CBO projects the federal government will take in $243 billion in corporate tax receipts in fiscal 2018 and $276 billion in fiscal 2019 — both below the $297 billion that the federal government collected from corporations in fiscal 2017. (See Table 3-1.)
In an email, Ryan’s spokeswoman AshLee Strong told us that the speaker was referring to revenues over a 10-year budget window. She said corporate tax revenue “will nearly double between 2018 and 2028 – from $243 billion to $448 billion,” citing the CBO’s economic outlook report.
Actually, the increase is about 50 percent, not double, when measured from fiscal year 2017 – before the tax laws changed. Also, CBO projects tax revenues will be less than what the government otherwise would have collected from corporations if the tax laws did not change.

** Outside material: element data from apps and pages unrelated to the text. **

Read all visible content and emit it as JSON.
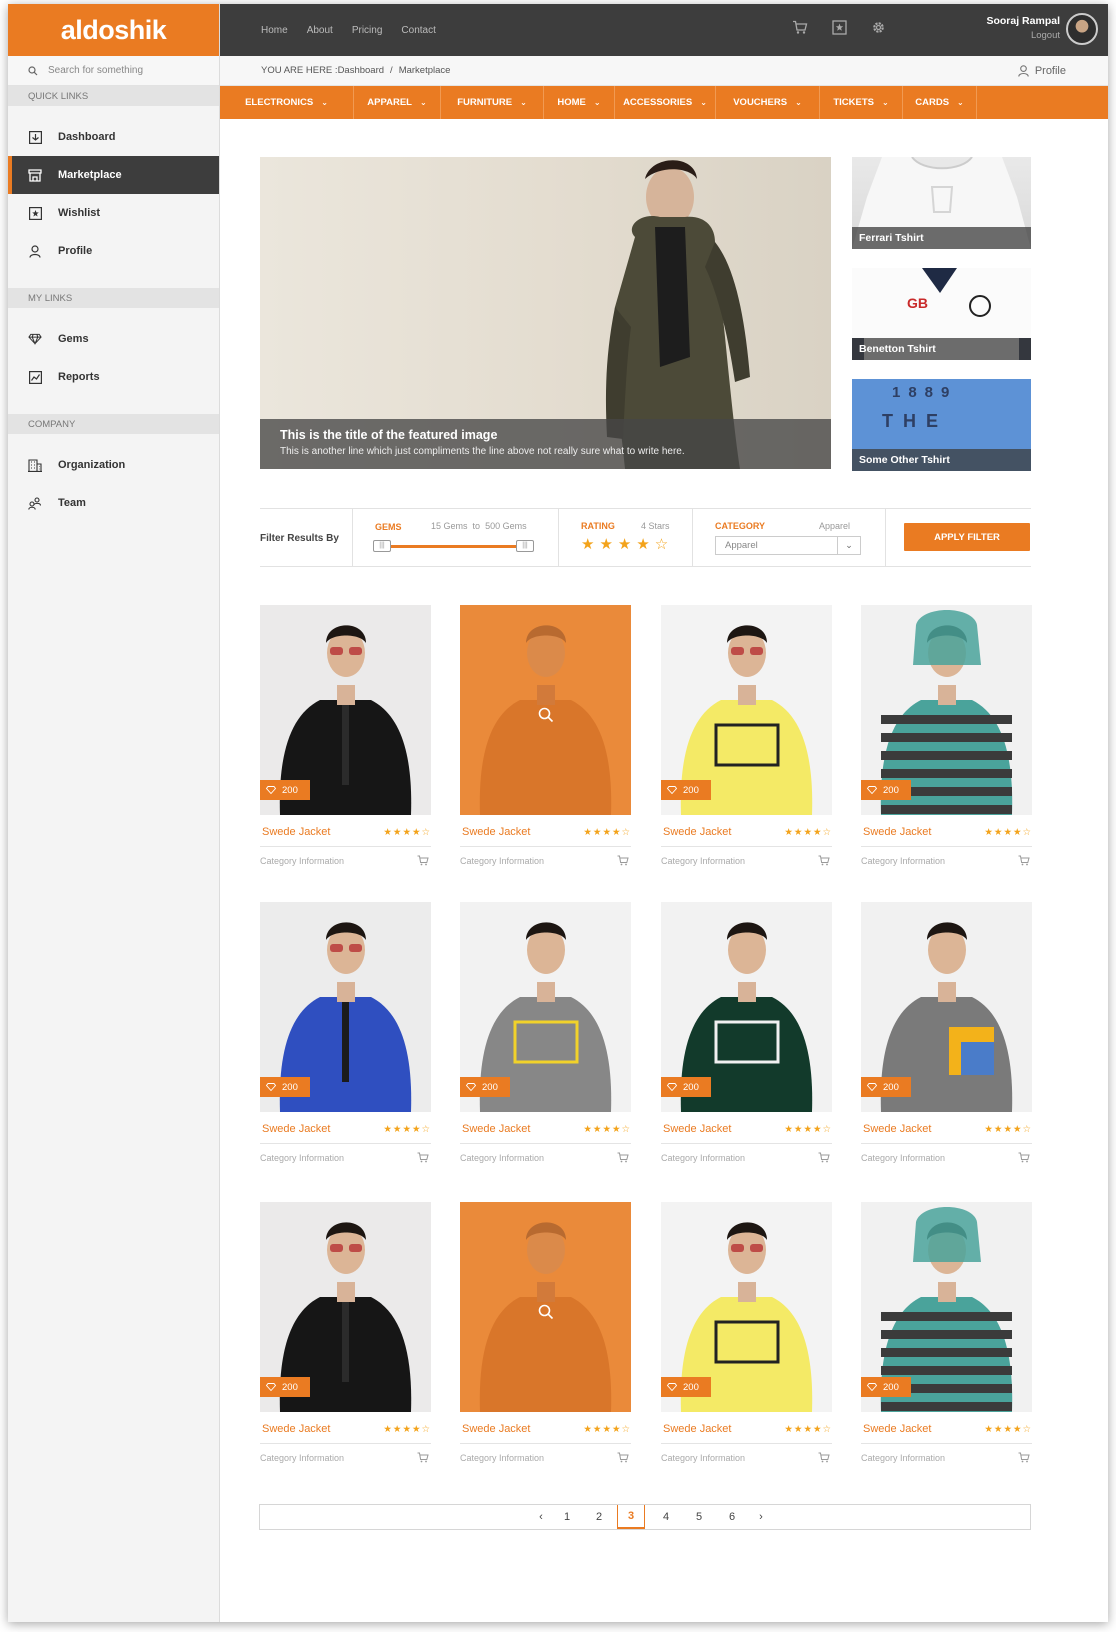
{
  "brand": {
    "logo_text": "aldoshik",
    "accent": "#ea7b22",
    "dark": "#3d3d3d"
  },
  "sidebar": {
    "search_placeholder": "Search for something",
    "sections": [
      {
        "title": "QUICK LINKS",
        "items": [
          {
            "label": "Dashboard",
            "icon": "dashboard-icon"
          },
          {
            "label": "Marketplace",
            "icon": "store-icon",
            "active": true
          },
          {
            "label": "Wishlist",
            "icon": "star-box-icon"
          },
          {
            "label": "Profile",
            "icon": "user-icon"
          }
        ]
      },
      {
        "title": "MY LINKS",
        "items": [
          {
            "label": "Gems",
            "icon": "diamond-icon"
          },
          {
            "label": "Reports",
            "icon": "chart-icon"
          }
        ]
      },
      {
        "title": "COMPANY",
        "items": [
          {
            "label": "Organization",
            "icon": "building-icon"
          },
          {
            "label": "Team",
            "icon": "team-icon"
          }
        ]
      }
    ]
  },
  "topbar": {
    "nav": [
      "Home",
      "About",
      "Pricing",
      "Contact"
    ],
    "icons": [
      "cart-icon",
      "star-box-icon",
      "gear-icon"
    ],
    "user_name": "Sooraj Rampal",
    "logout": "Logout"
  },
  "breadcrumb": {
    "prefix": "YOU ARE HERE : ",
    "items": [
      "Dashboard",
      "Marketplace"
    ],
    "profile_link": "Profile"
  },
  "categories": [
    "ELECTRONICS",
    "APPAREL",
    "FURNITURE",
    "HOME",
    "ACCESSORIES",
    "VOUCHERS",
    "TICKETS",
    "CARDS"
  ],
  "featured": {
    "title": "This is the title of the featured image",
    "subtitle": "This is another line which just compliments the line above not really sure what to write here.",
    "side": [
      "Ferrari Tshirt",
      "Benetton Tshirt",
      "Some Other Tshirt"
    ]
  },
  "filter": {
    "label": "Filter Results By",
    "gems": {
      "label": "GEMS",
      "min": "15 Gems",
      "to": "to",
      "max": "500 Gems"
    },
    "rating": {
      "label": "RATING",
      "value": "4 Stars",
      "stars": 4
    },
    "category": {
      "label": "CATEGORY",
      "hint": "Apparel",
      "selected": "Apparel"
    },
    "apply": "APPLY FILTER"
  },
  "products": [
    {
      "name": "Swede Jacket",
      "category": "Category Information",
      "gems": "200",
      "variant": "black",
      "rating": 4.5
    },
    {
      "name": "Swede Jacket",
      "category": "Category Information",
      "gems": "",
      "variant": "orange",
      "rating": 4.5
    },
    {
      "name": "Swede Jacket",
      "category": "Category Information",
      "gems": "200",
      "variant": "yellow",
      "rating": 4.5
    },
    {
      "name": "Swede Jacket",
      "category": "Category Information",
      "gems": "200",
      "variant": "stripe",
      "rating": 4.5
    },
    {
      "name": "Swede Jacket",
      "category": "Category Information",
      "gems": "200",
      "variant": "blue",
      "rating": 4.5
    },
    {
      "name": "Swede Jacket",
      "category": "Category Information",
      "gems": "200",
      "variant": "grey",
      "rating": 4.5
    },
    {
      "name": "Swede Jacket",
      "category": "Category Information",
      "gems": "200",
      "variant": "green",
      "rating": 4.5
    },
    {
      "name": "Swede Jacket",
      "category": "Category Information",
      "gems": "200",
      "variant": "puma",
      "rating": 4.5
    },
    {
      "name": "Swede Jacket",
      "category": "Category Information",
      "gems": "200",
      "variant": "black",
      "rating": 4.5
    },
    {
      "name": "Swede Jacket",
      "category": "Category Information",
      "gems": "",
      "variant": "orange",
      "rating": 4.5
    },
    {
      "name": "Swede Jacket",
      "category": "Category Information",
      "gems": "200",
      "variant": "yellow",
      "rating": 4.5
    },
    {
      "name": "Swede Jacket",
      "category": "Category Information",
      "gems": "200",
      "variant": "stripe",
      "rating": 4.5
    }
  ],
  "pagination": {
    "pages": [
      "1",
      "2",
      "3",
      "4",
      "5",
      "6"
    ],
    "current": "3",
    "prev": "‹",
    "next": "›"
  }
}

Over the next 10 fiscal years, from 2018 to 2027, CBO projects that the federal government will take in about $409 billion less in corporate income tax revenue because of legislative changes, mostly those in the new tax law.
“CBO also reduced its projection of corporate tax revenues — by $94 billion in 2018, and by $409 billion over the 2018–2027 period — to reflect legislative changes,” CBO said in the Budget and Economic Outlook, which was released earlier this month. “Most of that reduction is attributable to the 2017 tax act, which modified the corporate income tax system in many important ways.”
That $409 billion estimate does not include the potential economic benefits of reducing tax rates. However, when factoring in the economic effects of the new tax law (plus $476 billion) and other technical revisions related to the tax law (minus $333 billion), the CBO estimates a net drop of $266 billion in corporate tax revenue relative to what the government would have collected over 10 years without the 2017 tax law. (See Table A-1.)
Overall, CBO says the new tax law “increases the total projected deficit over the 2018–2028 period by about $1.9 trillion,” mostly because of a reduction in individual income tax revenue and an increase in debt service.
Mark Mazur, director of the nonpartisan Tax Policy Center, told us in a phone interview that there may be months or even years when corporate tax revenues increase. There were so many corporate tax changes in the 2017 law that “it’s uncertain when the dollars will show up” in federal coffers. But he said over time the federal government will take in less corporate tax revenue as a result of the new tax law.
“The whole point of this is to cut corporate taxes,” Mazur said.
Update, April 16: Ryan’s office responded to us after we posted this item. We have updated our story to reflect its response.